Donald Trump’s suggestion that the decades-old “One China” policy could be used as a bargaining chip to win future trade concessions from China is a brash negotiating ploy loyal viewers of “The Apprentice” might appreciate.

Yet for U.S. executives with big economic stakes in Greater China, that kind of bravado poses huge forward risks if the president-elect is anywhere near serious. Any move to elevate the international status of Taiwan, which China views as a renegade province, would likely elicit an immediate and forceful response and endanger a two-way trade relationship that reached $627 billion in 2015.

China has obvious leverage of its own: namely, the $145 billion in planes, computers, machinery, chemical and agricultural products and array of services that U.S. companies imported from the mainland in 2015. Beijing also has enormous clout over Taiwan, whose economy is steadily becoming intertwined with the mainland.

Beyond slapping outright tariffs on incoming American goods, Chinese leaders also have far more subtle weapons at their disposal, such as selective enforcement of anti-monopoly laws, business regulations and government procurement tenders that can quickly tilt the playing field to European and Asian rivals of U.S. multinationals. The U.S. ran a $337 billion trade deficit with China last year.
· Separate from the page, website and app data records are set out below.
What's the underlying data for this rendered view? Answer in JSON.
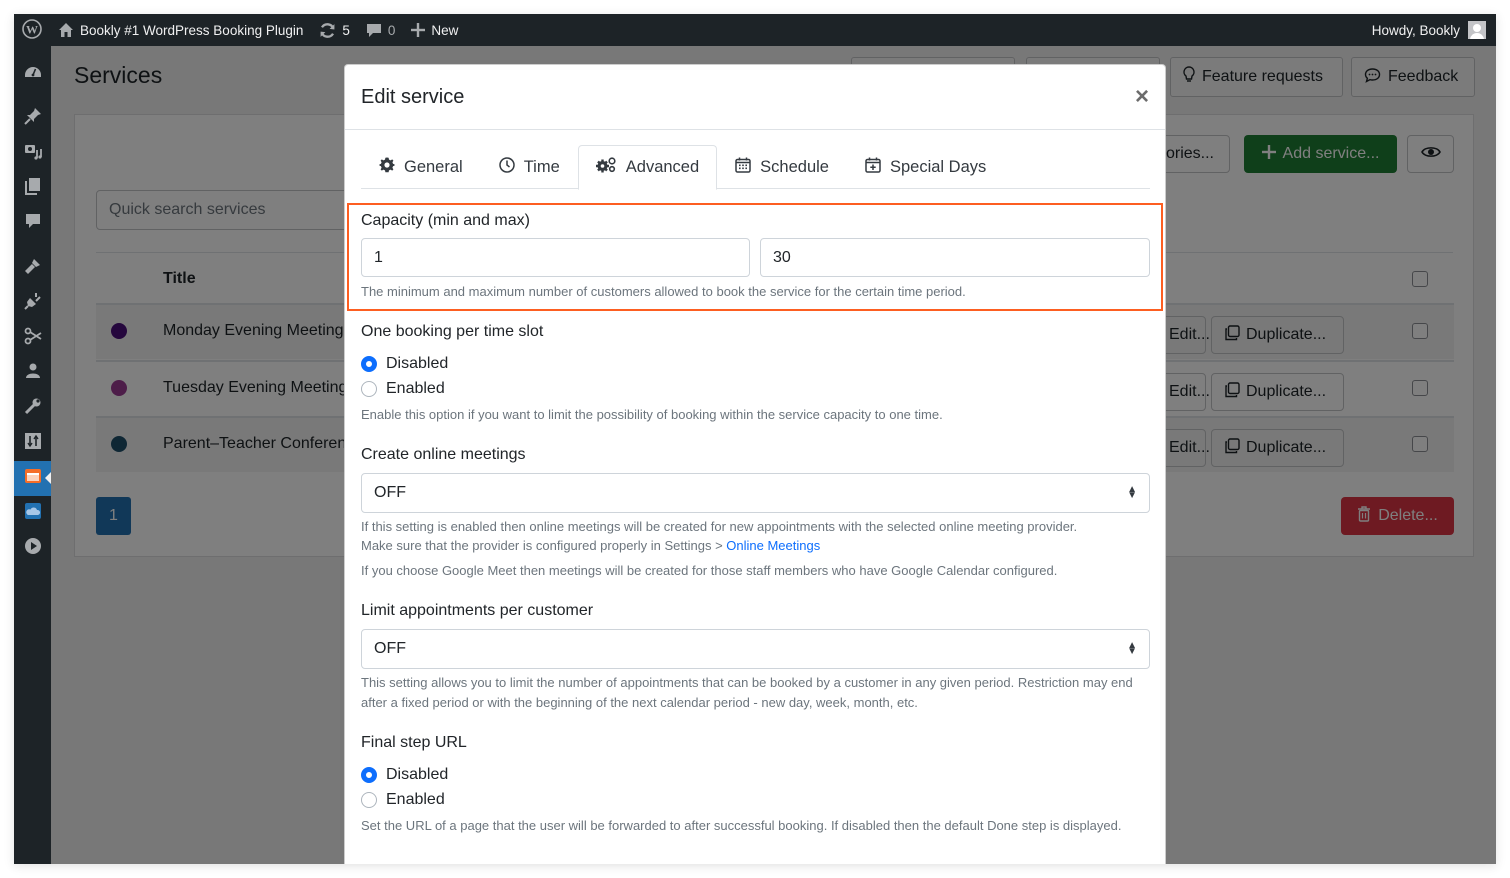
{
  "adminbar": {
    "site_name": "Bookly #1 WordPress Booking Plugin",
    "updates_count": "5",
    "comments_count": "0",
    "new_label": "New",
    "greeting": "Howdy, Bookly"
  },
  "sidebar": {
    "items": [
      {
        "icon": "dashboard-icon"
      },
      {
        "icon": "pin-icon"
      },
      {
        "icon": "media-icon"
      },
      {
        "icon": "pages-icon"
      },
      {
        "icon": "comments-icon"
      },
      {
        "icon": "appearance-icon"
      },
      {
        "icon": "plugins-icon"
      },
      {
        "icon": "scissors-icon"
      },
      {
        "icon": "users-icon"
      },
      {
        "icon": "tools-icon"
      },
      {
        "icon": "settings-icon"
      },
      {
        "icon": "bookly-calendar-icon",
        "active": true
      },
      {
        "icon": "cloud-icon"
      },
      {
        "icon": "play-icon"
      }
    ]
  },
  "page": {
    "title": "Services",
    "feature_requests_label": "Feature requests",
    "feedback_label": "Feedback",
    "categories_label": "gories...",
    "add_service_label": "Add service...",
    "search_placeholder": "Quick search services",
    "column_title": "Title",
    "rows": [
      {
        "title": "Monday Evening Meeting",
        "color": "#4b0f7a",
        "edit_label": "Edit...",
        "duplicate_label": "Duplicate..."
      },
      {
        "title": "Tuesday Evening Meeting",
        "color": "#9b3a93",
        "edit_label": "Edit...",
        "duplicate_label": "Duplicate..."
      },
      {
        "title": "Parent–Teacher Conference",
        "color": "#1e4f69",
        "edit_label": "Edit...",
        "duplicate_label": "Duplicate..."
      }
    ],
    "current_page": "1",
    "delete_label": "Delete..."
  },
  "modal": {
    "title": "Edit service",
    "close_icon": "×",
    "tabs": [
      {
        "label": "General",
        "icon": "gear-icon"
      },
      {
        "label": "Time",
        "icon": "clock-icon"
      },
      {
        "label": "Advanced",
        "icon": "gears-icon",
        "active": true
      },
      {
        "label": "Schedule",
        "icon": "calendar-icon"
      },
      {
        "label": "Special Days",
        "icon": "calendar-plus-icon"
      }
    ],
    "capacity": {
      "label": "Capacity (min and max)",
      "min": "1",
      "max": "30",
      "help": "The minimum and maximum number of customers allowed to book the service for the certain time period."
    },
    "one_booking": {
      "label": "One booking per time slot",
      "options": [
        "Disabled",
        "Enabled"
      ],
      "selected": "Disabled",
      "help": "Enable this option if you want to limit the possibility of booking within the service capacity to one time."
    },
    "online_meetings": {
      "label": "Create online meetings",
      "value": "OFF",
      "help_1": "If this setting is enabled then online meetings will be created for new appointments with the selected online meeting provider.",
      "help_2_prefix": "Make sure that the provider is configured properly in Settings > ",
      "help_2_link": "Online Meetings",
      "help_3": "If you choose Google Meet then meetings will be created for those staff members who have Google Calendar configured."
    },
    "limit_appointments": {
      "label": "Limit appointments per customer",
      "value": "OFF",
      "help": "This setting allows you to limit the number of appointments that can be booked by a customer in any given period. Restriction may end after a fixed period or with the beginning of the next calendar period - new day, week, month, etc."
    },
    "final_step_url": {
      "label": "Final step URL",
      "options": [
        "Disabled",
        "Enabled"
      ],
      "selected": "Disabled",
      "help": "Set the URL of a page that the user will be forwarded to after successful booking. If disabled then the default Done step is displayed."
    }
  },
  "colors": {
    "highlight": "#fd5e21",
    "primary": "#0d6efd",
    "success": "#1e7e34",
    "danger": "#dc3545",
    "wp_blue": "#2271b1"
  }
}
“People feel off-balance right now. When there is a sour relationship between the U.S. and China, everyone is affected,” said Kenneth Jarrett, president of the American Chamber of Commerce in Shanghai. “State-owned enterprises in China have considerable purchasing power and they’ll be influenced by the government tone, or get specific directives, to avoid American businesses. People will try to read Beijing’s mood and that’ll shape economic activity.”

Brash Talk

American executives, not to mention their Chinese counterparts, fear the business impact of Trump’s cavalier talk of upending the long-standing One China policy, in which the U.S. severed formal diplomatic ties with Taiwan in 1979 and recognized the People’s Republic of China.

Optimists hope Trump’s China policy will become more nuanced once he’s in office. “The talk of the U.S. shifting its recognition to Taiwan seems likely to be just talk,” said David Dollar, a senior fellow at the Brookings Institution in Washington and former U.S. Treasury attache to Beijing. “If the U.S. goes down that road, other countries are definitely not going to follow.”

Already, Chinese billionaire Wang Jianlin, chairman of the Dalian Wanda Group Co., has said that the jobs of his 20,000 U.S. employees would be in jeopardy in the event of a trade war, speaking at a recent conference in Beijing. “To deal with Trump’s threats, China has a full toolbox,” warned an editorial last week in the Global Times, a newspaper published by the state-run People’s Daily group and known for its hawkish, nationalist tone.

Among the most vulnerable would be Silicon Valley tech giants with extensive supply networks in Asia, particularly Taiwan. “Technology companies are quite nervous,” said Eric Huang, a board member of the Monte Jade Science and Technology Association in Silicon Valley who is also chief executive of a startup accelerator.